With all the authoritarian haughtiness of a religious priest he claims to despise, evolutionist Richard Dawkins publicly rebukes Republican presidential candidate Ben Carson for his belief in Creationism. As unbridled arrogance does to every heart in which it resides, Dawkins cannot see that the worldview which he champions logically disallows such criticisms. If Dawkins is right that naturalistic evolution is a fact then Carson can no more help himself from arriving at his conclusions than a rock rolling down a hill can freely choose to stop rolling.

Interview on CNN

Dawkins was recently interviewed on CNN by Fareed Zakaria. Reflecting upon Creationists generally and Dr. Ben Carson specifically, he lamented: “This fills me with despair.
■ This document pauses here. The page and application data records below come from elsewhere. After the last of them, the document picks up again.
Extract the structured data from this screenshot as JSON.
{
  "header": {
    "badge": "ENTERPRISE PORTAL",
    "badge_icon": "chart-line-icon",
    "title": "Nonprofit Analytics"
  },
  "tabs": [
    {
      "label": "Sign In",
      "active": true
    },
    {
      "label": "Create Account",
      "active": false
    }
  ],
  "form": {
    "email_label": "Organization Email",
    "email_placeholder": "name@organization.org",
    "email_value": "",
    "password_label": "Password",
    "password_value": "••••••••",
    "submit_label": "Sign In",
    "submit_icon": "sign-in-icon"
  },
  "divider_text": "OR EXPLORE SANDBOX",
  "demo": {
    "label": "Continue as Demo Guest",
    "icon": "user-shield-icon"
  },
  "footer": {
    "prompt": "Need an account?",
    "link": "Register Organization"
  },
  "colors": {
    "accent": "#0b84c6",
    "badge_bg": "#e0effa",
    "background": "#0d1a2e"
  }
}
This is not something you believe in or not. I mean, this is a fact. It is a fact. It’s just as much of a fact as the Earth goes around the Sun. You can’t not believe it unless you’re ignorant.” Dawkins could barely contain himself. After adding how “deeply depressing” was this situation, he continued: “I mean, that’s a disgrace. … [F]or a very senior eminent distinguished doctor as he is to say that is even worse. Because of course, evolution is the bedrock of biology and biology is the bedrock of medicine.” “He clearly doesn’t understand the fundamental theorem of his own subject,” he continued. “That is a terrible indictment.”

This is mild-mannered Dawkins. The Oxford professor had this to say in 1989 regarding the ‘Ben Carsons’ and creationists of the world: “It is absolutely safe to say that if you meet somebody who claims not to believe in evolution, that person is ignorant, stupid, or insane (or wicked, but I’d rather not consider that).”

Filled with Despair?

Why should the professor be filled with despair? The “Fundamental theorem of his own subject” (evolution) is that matter in motion is the sole reality. We must assume that he understands its implications—unless the “terrible indictment” falls upon his own head. What is that fundamental theorem of matter in motion? Everything in the universe has strictly material origins and is explained solely on mechanistic grounds.

For example, Thales, the ancient Greek philosopher, sought to explain natural phenomena without recourse to “the gods.” His oversimplification was apparently that everything is composed solely of water. This extreme position differs not from the Dawkins’ of the world who propound the theory that everything is reducible to chemistry and all motions are explained by mechanics. It is a philosophical assumption of what Elton Trueblood called the “Nothing But …” theory.

Therefore, per Dawkins’ own system, which eliminates everything except “matter in motion,” thought processes in the brain are explained by the same assumptions. Logic and reasoning have nothing to do with anyone’s beliefs. Why then, be frustrated or filled with despair, Richard Dawkins? The movement of atoms in Carson’s brain are no more responsible for the electrical impulse called “Creation” any more than the movement of grey matter in yours can help becoming an evolutionist.

And all of this time you supposed evolutionary theory was based upon scientific fact to which all reasonable minds must come! No, no. The only way to change the functioning of a mechanistic machine such as the brain is to either bang it on the head or add different chemicals. I guess in the end Dawkins’ despair and frustration with Creationists is to be explained on the same basis. No reasoning. No rational conclusions drawn from evidence. Just chemicals squirting through the labyrinths of grey matter in the Dawkins cranium. He cannot help it. Does Richard Dawkins ‘understand the fundamental theorem of his own subject?’ Apparently not.

Back to Homepage